|International Classification||H03K23/66, H03L7/197|
|Cooperative Classification||H03K23/662, H03L7/1974|
|European Classification||H03L7/197D, H03K23/66A|
|Nov 30, 1981||AS||Assignment|
Owner name: RCA CORPORATION, A CORP. OF DE.
Free format text: ASSIGNMENT OF ASSIGNORS INTEREST.;ASSIGNOR:CROWLEY, ALBERT T.;REEL/FRAME:003962/0534
Effective date: 19811120
Owner name: RCA CORPORATION, NEW JERSEY

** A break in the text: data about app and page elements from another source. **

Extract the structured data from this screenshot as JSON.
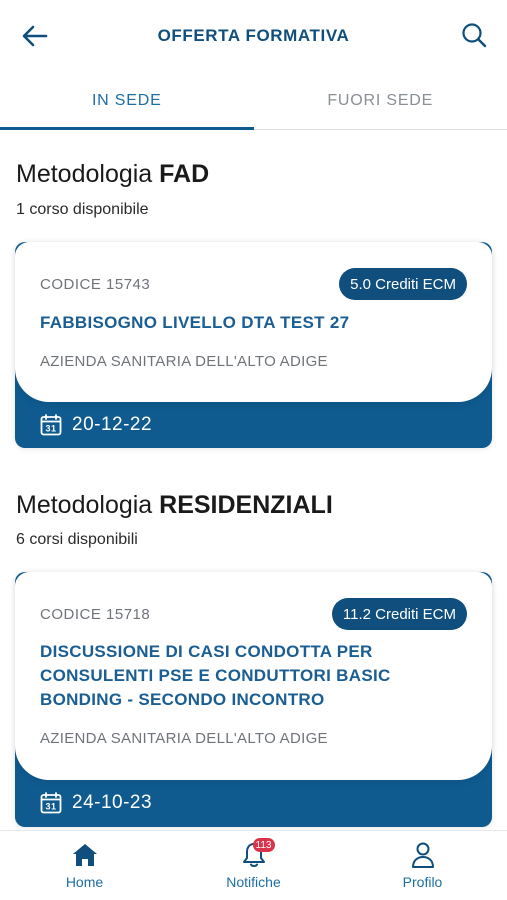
{
  "header": {
    "title": "OFFERTA FORMATIVA",
    "back_icon": "arrow-left-icon",
    "search_icon": "search-icon"
  },
  "tabs": [
    {
      "label": "IN SEDE",
      "active": true
    },
    {
      "label": "FUORI SEDE",
      "active": false
    }
  ],
  "sections": [
    {
      "title_prefix": "Metodologia ",
      "title_bold": "FAD",
      "subtitle": "1 corso disponibile",
      "courses": [
        {
          "code": "CODICE 15743",
          "credits": "5.0 Crediti ECM",
          "title": "FABBISOGNO LIVELLO DTA TEST 27",
          "organization": "AZIENDA SANITARIA DELL'ALTO ADIGE",
          "date": "20-12-22"
        }
      ]
    },
    {
      "title_prefix": "Metodologia ",
      "title_bold": "RESIDENZIALI",
      "subtitle": "6 corsi disponibili",
      "courses": [
        {
          "code": "CODICE 15718",
          "credits": "11.2 Crediti ECM",
          "title": "DISCUSSIONE DI CASI CONDOTTA PER CONSULENTI PSE E CONDUTTORI BASIC BONDING - SECONDO INCONTRO",
          "organization": "AZIENDA SANITARIA DELL'ALTO ADIGE",
          "date": "24-10-23"
        }
      ]
    }
  ],
  "bottom_nav": {
    "items": [
      {
        "label": "Home",
        "icon": "home-icon"
      },
      {
        "label": "Notifiche",
        "icon": "bell-icon",
        "badge": "113"
      },
      {
        "label": "Profilo",
        "icon": "user-icon"
      }
    ]
  },
  "colors": {
    "primary": "#0f4e7d",
    "accent": "#1d6ea6",
    "card_footer": "#0f5a8f",
    "badge_red": "#d9334a"
  }
}
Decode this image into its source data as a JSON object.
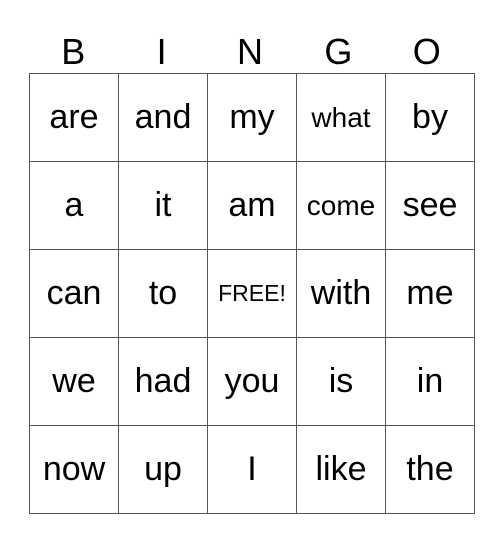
{
  "header": [
    "B",
    "I",
    "N",
    "G",
    "O"
  ],
  "board": [
    [
      "are",
      "and",
      "my",
      "what",
      "by"
    ],
    [
      "a",
      "it",
      "am",
      "come",
      "see"
    ],
    [
      "can",
      "to",
      "FREE!",
      "with",
      "me"
    ],
    [
      "we",
      "had",
      "you",
      "is",
      "in"
    ],
    [
      "now",
      "up",
      "I",
      "like",
      "the"
    ]
  ]
}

Free format text: ASSIGNMENT OF ASSIGNORS INTEREST;ASSIGNOR:CROWLEY, ALBERT T.;REEL/FRAME:003962/0534
Effective date: 19811120
|Jan 11, 1988||FPAY||Fee payment|
Year of fee payment: 4
|Apr 1, 1992||REMI||Maintenance fee reminder mailed|
|Aug 30, 1992||LAPS||Lapse for failure to pay maintenance fees|
|Nov 3, 1992||FP||Expired due to failure to pay maintenance fee|
Effective date: 19920830